Port Nolloth is the largest town on the Namaqualand coast and is situated 93km off the N7 in the isolated north-west of the region. The town has been synonymous with diamonds since 1925 when Jack Carstens found the first diamond just south of the town. This sparked a diamond-rush that would change this isolated coastal strip - known as the Diamond Coast - forever.
Today Port Nolloth is still a centre for small-scale diamond recovery using diving boats that trail long suction pipes.
Due to adverse weather conditions, divers can only operate for an average of five days a month, spending between 3 and 4 hours in the water at a time using pipes (much like an oversized vacuum cleaner) to suck the gravel from the seabed. It is put into bags aboard, brought back to shore, and trucked off to a sorting house where the divers hope they will find at least a few crystals.
It’s a real desert coastal town and has a unique atmosphere, especially when the cold mists roll in from the Atlantic Ocean. Travellers to the Ai-Ais/Richtersveld Transfrontier Park often overnight here.
Four kilometres south of the town is McDougalls Bay, a satellite neighbourhood where much of the accommodation is situated. Port Nolloth is a popular holiday town, especially at McDougalls Bay, where the sheltered waters offer plenty of pastimes. Spending the December holidays here requires booking 12 months in advance.
Look out for
The pier is the focal point of the town, and you have to sign in at the security office before being allowed to venture further. It’s a good place to get a closer look at the diamond boats anchored in the bay, and it’s also the offloading point for the diamond bearing gravel brought in from the seabed.
The museum on the beachfront has a theme that revolves around the ocean and its riches, with plenty of shells, diving apparatus, relics recovered from the seabed and a display of semi-precious stones.

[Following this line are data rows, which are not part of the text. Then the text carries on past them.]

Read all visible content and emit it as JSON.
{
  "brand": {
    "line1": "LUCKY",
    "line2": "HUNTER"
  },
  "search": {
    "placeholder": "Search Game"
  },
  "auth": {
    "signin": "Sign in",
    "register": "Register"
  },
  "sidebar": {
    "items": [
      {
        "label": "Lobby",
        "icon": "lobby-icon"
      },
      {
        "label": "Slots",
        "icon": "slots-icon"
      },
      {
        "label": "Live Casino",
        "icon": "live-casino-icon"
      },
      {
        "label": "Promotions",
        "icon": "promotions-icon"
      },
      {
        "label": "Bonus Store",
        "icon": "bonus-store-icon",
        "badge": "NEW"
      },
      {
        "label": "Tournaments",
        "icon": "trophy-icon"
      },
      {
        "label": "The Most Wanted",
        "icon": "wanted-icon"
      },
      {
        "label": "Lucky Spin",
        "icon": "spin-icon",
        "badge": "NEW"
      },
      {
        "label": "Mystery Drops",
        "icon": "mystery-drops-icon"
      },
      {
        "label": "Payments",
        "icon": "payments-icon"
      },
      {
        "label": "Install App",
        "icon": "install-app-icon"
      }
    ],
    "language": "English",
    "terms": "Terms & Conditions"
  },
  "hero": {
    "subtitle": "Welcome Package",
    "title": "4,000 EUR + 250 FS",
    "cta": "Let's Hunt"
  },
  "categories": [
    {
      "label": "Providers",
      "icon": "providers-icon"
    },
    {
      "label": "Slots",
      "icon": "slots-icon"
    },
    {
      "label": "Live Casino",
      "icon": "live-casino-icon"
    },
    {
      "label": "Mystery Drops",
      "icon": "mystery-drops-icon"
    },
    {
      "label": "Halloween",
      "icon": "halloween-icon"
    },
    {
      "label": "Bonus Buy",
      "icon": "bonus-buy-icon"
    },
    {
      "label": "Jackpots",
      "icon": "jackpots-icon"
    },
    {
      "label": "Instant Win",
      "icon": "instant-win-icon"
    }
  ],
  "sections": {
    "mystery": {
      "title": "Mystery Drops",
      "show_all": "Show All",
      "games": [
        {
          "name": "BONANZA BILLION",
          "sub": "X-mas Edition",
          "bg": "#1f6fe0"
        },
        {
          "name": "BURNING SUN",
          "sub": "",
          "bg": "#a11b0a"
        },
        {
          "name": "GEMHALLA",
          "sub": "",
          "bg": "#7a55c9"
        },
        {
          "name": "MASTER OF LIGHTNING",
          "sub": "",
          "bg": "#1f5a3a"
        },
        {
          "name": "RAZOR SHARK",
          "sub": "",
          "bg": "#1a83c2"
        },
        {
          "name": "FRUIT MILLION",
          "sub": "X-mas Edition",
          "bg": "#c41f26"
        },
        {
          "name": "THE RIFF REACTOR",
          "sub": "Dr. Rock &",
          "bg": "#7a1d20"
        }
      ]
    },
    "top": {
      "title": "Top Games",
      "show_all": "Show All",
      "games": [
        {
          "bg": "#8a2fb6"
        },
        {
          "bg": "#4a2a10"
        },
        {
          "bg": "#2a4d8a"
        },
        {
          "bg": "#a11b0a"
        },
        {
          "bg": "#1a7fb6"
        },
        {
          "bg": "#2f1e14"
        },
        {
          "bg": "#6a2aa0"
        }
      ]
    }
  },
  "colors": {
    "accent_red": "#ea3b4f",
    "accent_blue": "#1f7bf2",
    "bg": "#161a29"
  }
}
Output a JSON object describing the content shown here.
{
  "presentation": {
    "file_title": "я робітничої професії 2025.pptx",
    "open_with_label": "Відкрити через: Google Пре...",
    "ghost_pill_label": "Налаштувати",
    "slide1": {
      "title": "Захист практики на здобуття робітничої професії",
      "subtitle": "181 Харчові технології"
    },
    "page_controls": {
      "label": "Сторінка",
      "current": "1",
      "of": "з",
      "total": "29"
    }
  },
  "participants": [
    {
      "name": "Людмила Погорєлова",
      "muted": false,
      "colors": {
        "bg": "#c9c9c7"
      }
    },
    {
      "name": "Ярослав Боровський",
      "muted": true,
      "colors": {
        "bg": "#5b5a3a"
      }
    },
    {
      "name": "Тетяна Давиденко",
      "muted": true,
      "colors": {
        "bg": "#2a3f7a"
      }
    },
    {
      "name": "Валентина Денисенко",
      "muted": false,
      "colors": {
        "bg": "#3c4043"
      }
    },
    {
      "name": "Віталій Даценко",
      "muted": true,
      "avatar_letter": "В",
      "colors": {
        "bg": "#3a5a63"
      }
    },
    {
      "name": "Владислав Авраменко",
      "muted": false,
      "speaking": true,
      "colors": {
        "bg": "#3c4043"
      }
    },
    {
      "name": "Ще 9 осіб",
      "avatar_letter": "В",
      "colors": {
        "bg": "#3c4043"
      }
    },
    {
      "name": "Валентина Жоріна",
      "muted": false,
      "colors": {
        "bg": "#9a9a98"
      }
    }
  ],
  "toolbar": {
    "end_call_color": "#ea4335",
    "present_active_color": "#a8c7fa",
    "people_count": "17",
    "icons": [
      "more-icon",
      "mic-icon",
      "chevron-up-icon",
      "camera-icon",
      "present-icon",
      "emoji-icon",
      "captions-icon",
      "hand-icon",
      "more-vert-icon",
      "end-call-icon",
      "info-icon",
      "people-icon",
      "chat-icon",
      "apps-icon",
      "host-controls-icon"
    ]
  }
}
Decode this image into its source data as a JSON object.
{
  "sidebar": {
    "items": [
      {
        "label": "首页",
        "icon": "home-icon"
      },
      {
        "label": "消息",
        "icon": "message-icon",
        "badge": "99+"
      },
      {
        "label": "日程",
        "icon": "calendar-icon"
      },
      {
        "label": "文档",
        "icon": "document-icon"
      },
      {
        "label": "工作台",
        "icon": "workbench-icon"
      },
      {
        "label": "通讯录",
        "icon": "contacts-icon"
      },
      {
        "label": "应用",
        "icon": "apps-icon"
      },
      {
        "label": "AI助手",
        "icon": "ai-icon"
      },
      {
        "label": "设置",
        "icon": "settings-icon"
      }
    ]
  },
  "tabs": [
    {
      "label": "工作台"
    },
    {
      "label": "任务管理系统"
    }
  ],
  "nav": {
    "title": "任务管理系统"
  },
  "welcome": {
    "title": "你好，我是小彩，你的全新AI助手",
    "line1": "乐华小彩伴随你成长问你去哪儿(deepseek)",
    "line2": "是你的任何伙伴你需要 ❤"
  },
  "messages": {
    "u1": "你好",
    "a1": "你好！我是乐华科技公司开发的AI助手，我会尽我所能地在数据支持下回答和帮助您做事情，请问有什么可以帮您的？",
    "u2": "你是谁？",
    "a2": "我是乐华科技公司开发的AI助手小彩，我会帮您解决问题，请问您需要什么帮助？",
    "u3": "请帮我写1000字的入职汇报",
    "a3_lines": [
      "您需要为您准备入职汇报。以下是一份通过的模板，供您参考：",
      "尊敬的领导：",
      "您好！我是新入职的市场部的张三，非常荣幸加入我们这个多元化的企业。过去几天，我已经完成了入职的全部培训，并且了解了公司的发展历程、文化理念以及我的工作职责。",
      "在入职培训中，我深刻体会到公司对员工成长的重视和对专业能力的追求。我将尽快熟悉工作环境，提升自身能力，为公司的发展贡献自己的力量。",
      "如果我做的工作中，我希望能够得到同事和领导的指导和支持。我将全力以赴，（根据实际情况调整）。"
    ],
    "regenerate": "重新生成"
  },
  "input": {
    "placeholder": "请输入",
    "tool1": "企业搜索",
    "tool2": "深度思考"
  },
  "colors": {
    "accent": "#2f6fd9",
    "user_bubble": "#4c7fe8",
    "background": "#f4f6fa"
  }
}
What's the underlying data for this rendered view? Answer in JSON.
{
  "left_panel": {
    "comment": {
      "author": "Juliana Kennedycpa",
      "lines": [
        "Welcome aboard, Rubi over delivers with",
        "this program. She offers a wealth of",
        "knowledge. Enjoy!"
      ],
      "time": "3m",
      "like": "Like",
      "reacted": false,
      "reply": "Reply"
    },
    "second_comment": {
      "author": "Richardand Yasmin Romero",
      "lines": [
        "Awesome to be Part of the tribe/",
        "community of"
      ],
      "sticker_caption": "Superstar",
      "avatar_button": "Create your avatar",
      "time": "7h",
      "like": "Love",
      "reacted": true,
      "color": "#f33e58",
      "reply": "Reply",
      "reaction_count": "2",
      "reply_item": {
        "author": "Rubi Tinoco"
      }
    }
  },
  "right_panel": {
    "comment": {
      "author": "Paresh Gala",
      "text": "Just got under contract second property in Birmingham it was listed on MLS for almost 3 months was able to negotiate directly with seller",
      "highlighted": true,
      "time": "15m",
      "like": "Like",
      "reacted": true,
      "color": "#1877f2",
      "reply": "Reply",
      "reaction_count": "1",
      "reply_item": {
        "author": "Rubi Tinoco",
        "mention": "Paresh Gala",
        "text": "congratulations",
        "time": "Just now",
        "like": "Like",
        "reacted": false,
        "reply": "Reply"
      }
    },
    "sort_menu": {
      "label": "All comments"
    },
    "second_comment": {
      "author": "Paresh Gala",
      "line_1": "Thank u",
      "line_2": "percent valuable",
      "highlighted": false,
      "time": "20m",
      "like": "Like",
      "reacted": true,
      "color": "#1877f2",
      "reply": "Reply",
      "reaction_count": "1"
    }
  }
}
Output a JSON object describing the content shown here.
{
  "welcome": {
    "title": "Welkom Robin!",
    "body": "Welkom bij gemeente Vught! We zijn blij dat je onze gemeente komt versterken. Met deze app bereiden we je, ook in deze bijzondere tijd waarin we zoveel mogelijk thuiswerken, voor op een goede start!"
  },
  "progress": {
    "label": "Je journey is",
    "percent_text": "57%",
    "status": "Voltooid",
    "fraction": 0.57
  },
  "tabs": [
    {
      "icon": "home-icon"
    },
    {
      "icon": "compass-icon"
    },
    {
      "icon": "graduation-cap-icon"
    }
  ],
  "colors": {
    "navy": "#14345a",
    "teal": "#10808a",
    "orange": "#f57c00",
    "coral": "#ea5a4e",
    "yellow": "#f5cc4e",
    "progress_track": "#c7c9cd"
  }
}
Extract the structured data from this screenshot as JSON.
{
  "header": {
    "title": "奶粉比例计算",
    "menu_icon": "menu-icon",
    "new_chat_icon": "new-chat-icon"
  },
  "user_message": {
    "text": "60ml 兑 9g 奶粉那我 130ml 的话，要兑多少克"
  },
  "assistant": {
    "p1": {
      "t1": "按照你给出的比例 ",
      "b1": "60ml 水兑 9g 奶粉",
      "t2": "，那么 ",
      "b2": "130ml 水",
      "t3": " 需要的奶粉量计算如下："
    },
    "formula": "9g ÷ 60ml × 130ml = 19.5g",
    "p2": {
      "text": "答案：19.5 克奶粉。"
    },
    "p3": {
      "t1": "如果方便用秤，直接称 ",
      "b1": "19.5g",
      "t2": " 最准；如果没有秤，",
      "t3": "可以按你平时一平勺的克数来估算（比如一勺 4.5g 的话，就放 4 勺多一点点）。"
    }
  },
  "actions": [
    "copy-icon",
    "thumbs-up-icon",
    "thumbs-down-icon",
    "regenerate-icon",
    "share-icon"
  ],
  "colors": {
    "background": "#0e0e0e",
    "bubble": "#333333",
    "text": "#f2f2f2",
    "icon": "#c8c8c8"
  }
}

Crayfishing is one of the biggest attractions, with the season running approximately from mid-November to the end of April. Sunsets are superb and best enjoyed with a cold glass in hand while the tantalising smells of grilling crayfish season the air.